Images stay out; everything else in the records is to be set down exactly.

+ + + + +

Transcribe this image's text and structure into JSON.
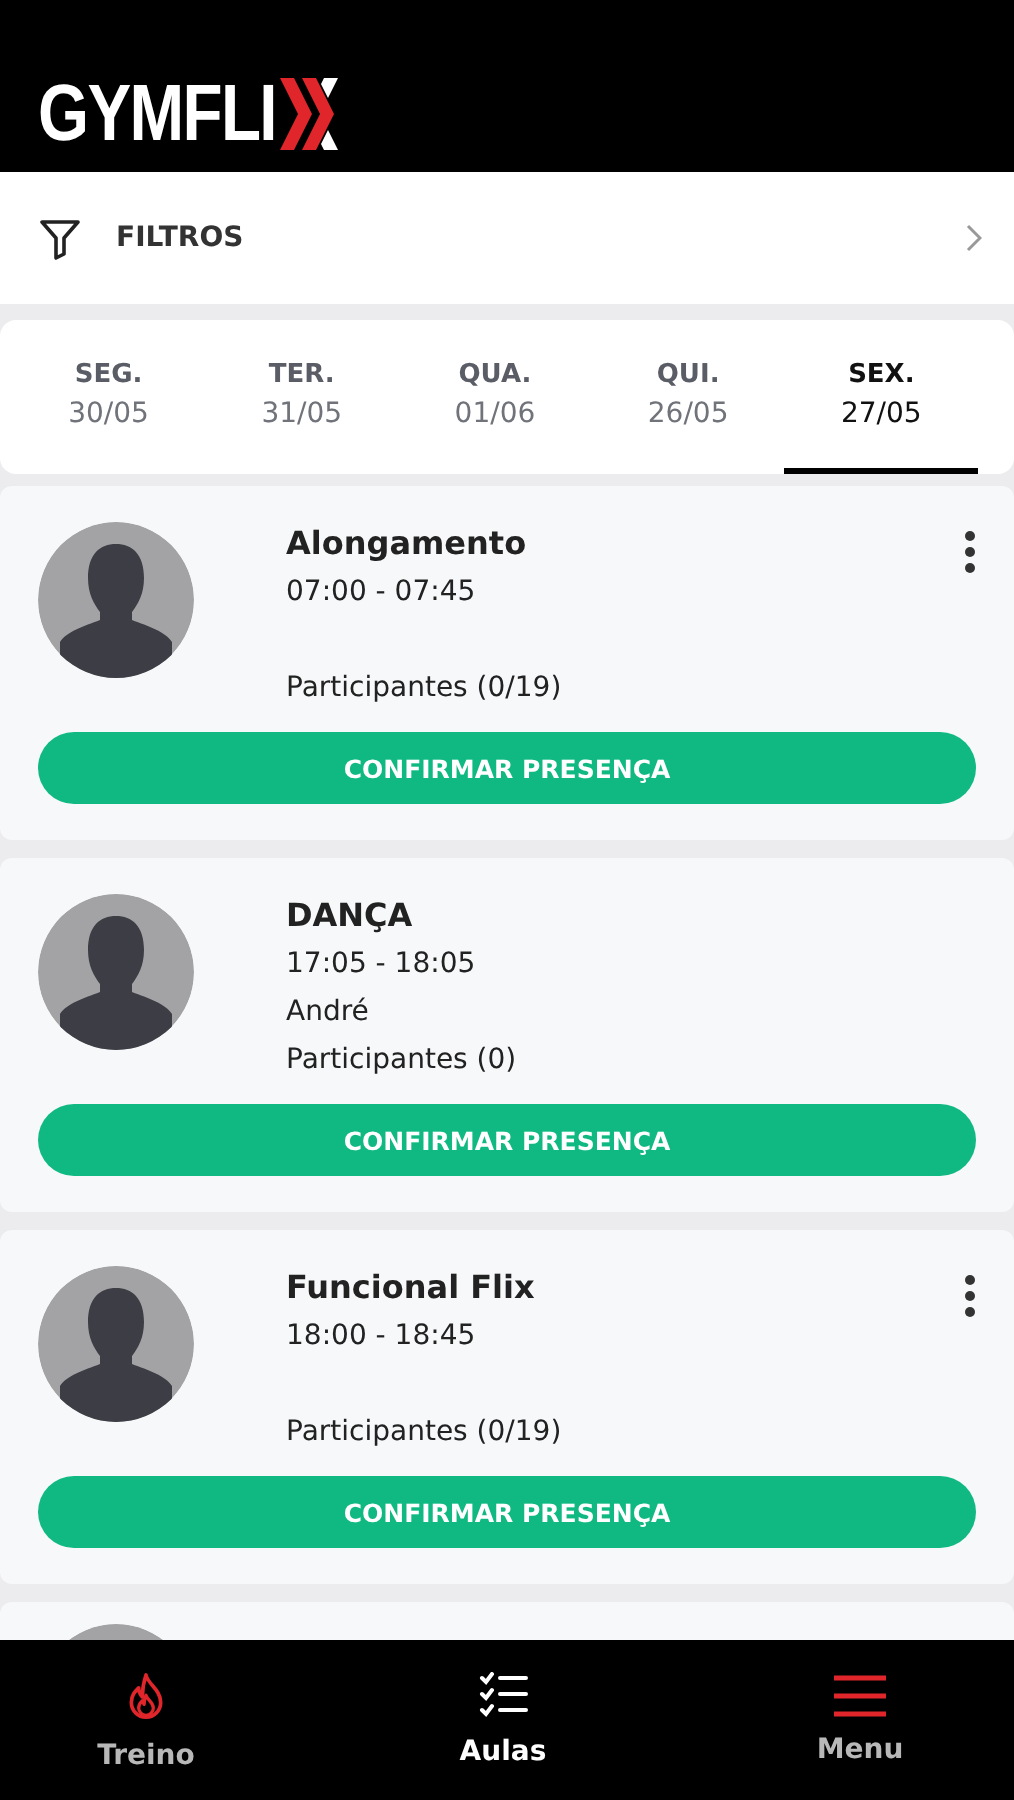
{
  "header": {
    "logo": "GYMFLI"
  },
  "filter": {
    "label": "FILTROS"
  },
  "days": [
    {
      "day": "SEG.",
      "date": "30/05",
      "selected": false
    },
    {
      "day": "TER.",
      "date": "31/05",
      "selected": false
    },
    {
      "day": "QUA.",
      "date": "01/06",
      "selected": false
    },
    {
      "day": "QUI.",
      "date": "26/05",
      "selected": false
    },
    {
      "day": "SEX.",
      "date": "27/05",
      "selected": true
    }
  ],
  "classes": [
    {
      "kind": "full",
      "title": "Alongamento",
      "time": "07:00 - 07:45",
      "participants": "Participantes (0/19)",
      "button": "CONFIRMAR PRESENÇA",
      "menu": true
    },
    {
      "kind": "full",
      "title": "DANÇA",
      "time": "17:05 - 18:05",
      "instructor": "André",
      "participants": "Participantes (0)",
      "button": "CONFIRMAR PRESENÇA",
      "menu": false
    },
    {
      "kind": "full",
      "title": "Funcional Flix",
      "time": "18:00 - 18:45",
      "participants": "Participantes (0/19)",
      "button": "CONFIRMAR PRESENÇA",
      "menu": true
    },
    {
      "kind": "cut"
    }
  ],
  "nav": [
    {
      "label": "Treino",
      "kind": "flame",
      "selected": false
    },
    {
      "label": "Aulas",
      "kind": "checklist",
      "selected": true
    },
    {
      "label": "Menu",
      "kind": "lines",
      "selected": false
    }
  ]
}
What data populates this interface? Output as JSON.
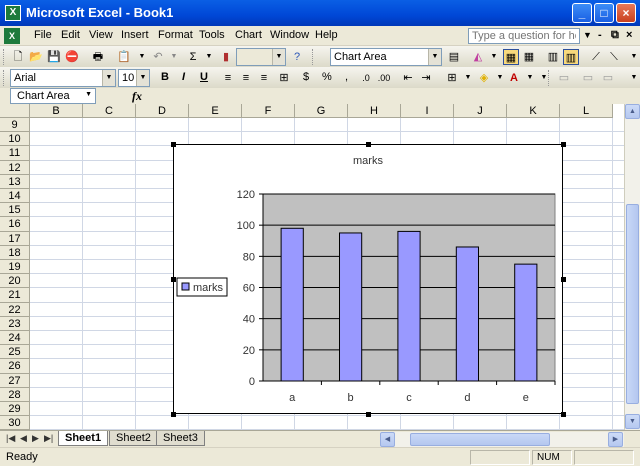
{
  "window": {
    "title": "Microsoft Excel - Book1",
    "app_icon": "X",
    "controls": [
      "_",
      "□",
      "×"
    ]
  },
  "menus": [
    "File",
    "Edit",
    "View",
    "Insert",
    "Format",
    "Tools",
    "Chart",
    "Window",
    "Help"
  ],
  "help": {
    "placeholder": "Type a question for help"
  },
  "mdi_controls": [
    "-",
    "⧉",
    "×"
  ],
  "toolbar1": {
    "chart_object": "Chart Area",
    "sum_symbol": "Σ"
  },
  "toolbar2": {
    "font": "Arial",
    "size": "10",
    "bold": "B",
    "italic": "I",
    "underline": "U",
    "currency": "$",
    "percent": "%",
    "comma": ","
  },
  "formula": {
    "namebox": "Chart Area",
    "fx": "fx"
  },
  "columns": [
    "B",
    "C",
    "D",
    "E",
    "F",
    "G",
    "H",
    "I",
    "J",
    "K",
    "L"
  ],
  "rows": [
    "9",
    "10",
    "11",
    "12",
    "13",
    "14",
    "15",
    "16",
    "17",
    "18",
    "19",
    "20",
    "21",
    "22",
    "23",
    "24",
    "25",
    "26",
    "27",
    "28",
    "29",
    "30"
  ],
  "sheets": [
    "Sheet1",
    "Sheet2",
    "Sheet3"
  ],
  "status": {
    "text": "Ready",
    "mode": "NUM"
  },
  "chart_data": {
    "type": "bar",
    "title": "marks",
    "categories": [
      "a",
      "b",
      "c",
      "d",
      "e"
    ],
    "series": [
      {
        "name": "marks",
        "values": [
          98,
          95,
          96,
          86,
          75
        ]
      }
    ],
    "ylim": [
      0,
      120
    ],
    "yticks": [
      0,
      20,
      40,
      60,
      80,
      100,
      120
    ],
    "grid": true,
    "legend": "left",
    "colors": {
      "bar": "#9999ff",
      "plot_area": "#c0c0c0"
    }
  }
}
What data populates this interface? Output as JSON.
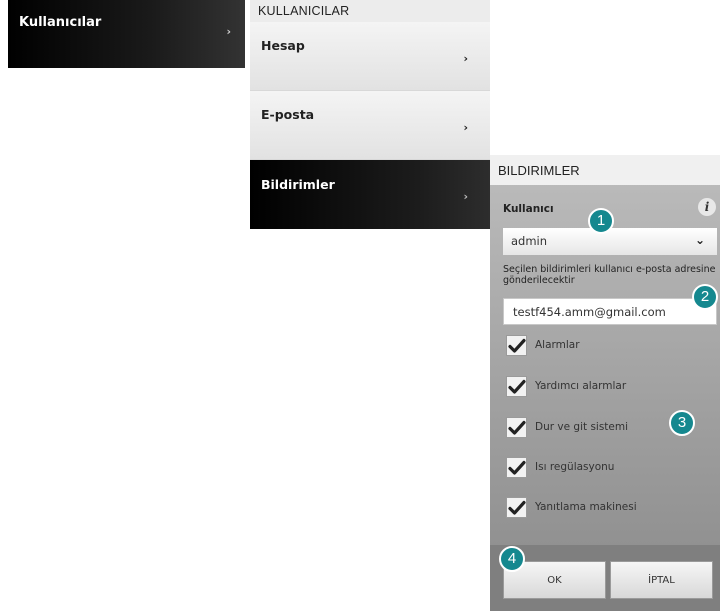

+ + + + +

- [WRITTEN RESPONSE]:
Transcribe this image's text and structure into JSON.
{
  "header": {
    "logo": "GYMFLI"
  },
  "filter": {
    "label": "FILTROS"
  },
  "days": [
    {
      "day": "SEG.",
      "date": "30/05",
      "selected": false
    },
    {
      "day": "TER.",
      "date": "31/05",
      "selected": false
    },
    {
      "day": "QUA.",
      "date": "01/06",
      "selected": false
    },
    {
      "day": "QUI.",
      "date": "26/05",
      "selected": false
    },
    {
      "day": "SEX.",
      "date": "27/05",
      "selected": true
    }
  ],
  "classes": [
    {
      "kind": "full",
      "title": "Alongamento",
      "time": "07:00 - 07:45",
      "participants": "Participantes (0/19)",
      "button": "CONFIRMAR PRESENÇA",
      "menu": true
    },
    {
      "kind": "full",
      "title": "DANÇA",
      "time": "17:05 - 18:05",
      "instructor": "André",
      "participants": "Participantes (0)",
      "button": "CONFIRMAR PRESENÇA",
      "menu": false
    },
    {
      "kind": "full",
      "title": "Funcional Flix",
      "time": "18:00 - 18:45",
      "participants": "Participantes (0/19)",
      "button": "CONFIRMAR PRESENÇA",
      "menu": true
    },
    {
      "kind": "cut"
    }
  ],
  "nav": [
    {
      "label": "Treino",
      "kind": "flame",
      "selected": false
    },
    {
      "label": "Aulas",
      "kind": "checklist",
      "selected": true
    },
    {
      "label": "Menu",
      "kind": "lines",
      "selected": false
    }
  ]
}
What data populates this interface? Output as JSON.
{
  "window": {
    "title": "Microsoft Excel - Book1",
    "app_icon": "X",
    "controls": [
      "_",
      "□",
      "×"
    ]
  },
  "menus": [
    "File",
    "Edit",
    "View",
    "Insert",
    "Format",
    "Tools",
    "Chart",
    "Window",
    "Help"
  ],
  "help": {
    "placeholder": "Type a question for help"
  },
  "mdi_controls": [
    "-",
    "⧉",
    "×"
  ],
  "toolbar1": {
    "chart_object": "Chart Area",
    "sum_symbol": "Σ"
  },
  "toolbar2": {
    "font": "Arial",
    "size": "10",
    "bold": "B",
    "italic": "I",
    "underline": "U",
    "currency": "$",
    "percent": "%",
    "comma": ","
  },
  "formula": {
    "namebox": "Chart Area",
    "fx": "fx"
  },
  "columns": [
    "B",
    "C",
    "D",
    "E",
    "F",
    "G",
    "H",
    "I",
    "J",
    "K",
    "L"
  ],
  "rows": [
    "9",
    "10",
    "11",
    "12",
    "13",
    "14",
    "15",
    "16",
    "17",
    "18",
    "19",
    "20",
    "21",
    "22",
    "23",
    "24",
    "25",
    "26",
    "27",
    "28",
    "29",
    "30"
  ],
  "sheets": [
    "Sheet1",
    "Sheet2",
    "Sheet3"
  ],
  "status": {
    "text": "Ready",
    "mode": "NUM"
  },
  "chart_data": {
    "type": "bar",
    "title": "marks",
    "categories": [
      "a",
      "b",
      "c",
      "d",
      "e"
    ],
    "series": [
      {
        "name": "marks",
        "values": [
          98,
          95,
          96,
          86,
          75
        ]
      }
    ],
    "ylim": [
      0,
      120
    ],
    "yticks": [
      0,
      20,
      40,
      60,
      80,
      100,
      120
    ],
    "grid": true,
    "legend": "left",
    "colors": {
      "bar": "#9999ff",
      "plot_area": "#c0c0c0"
    }
  }
}
What data populates this interface? Output as JSON.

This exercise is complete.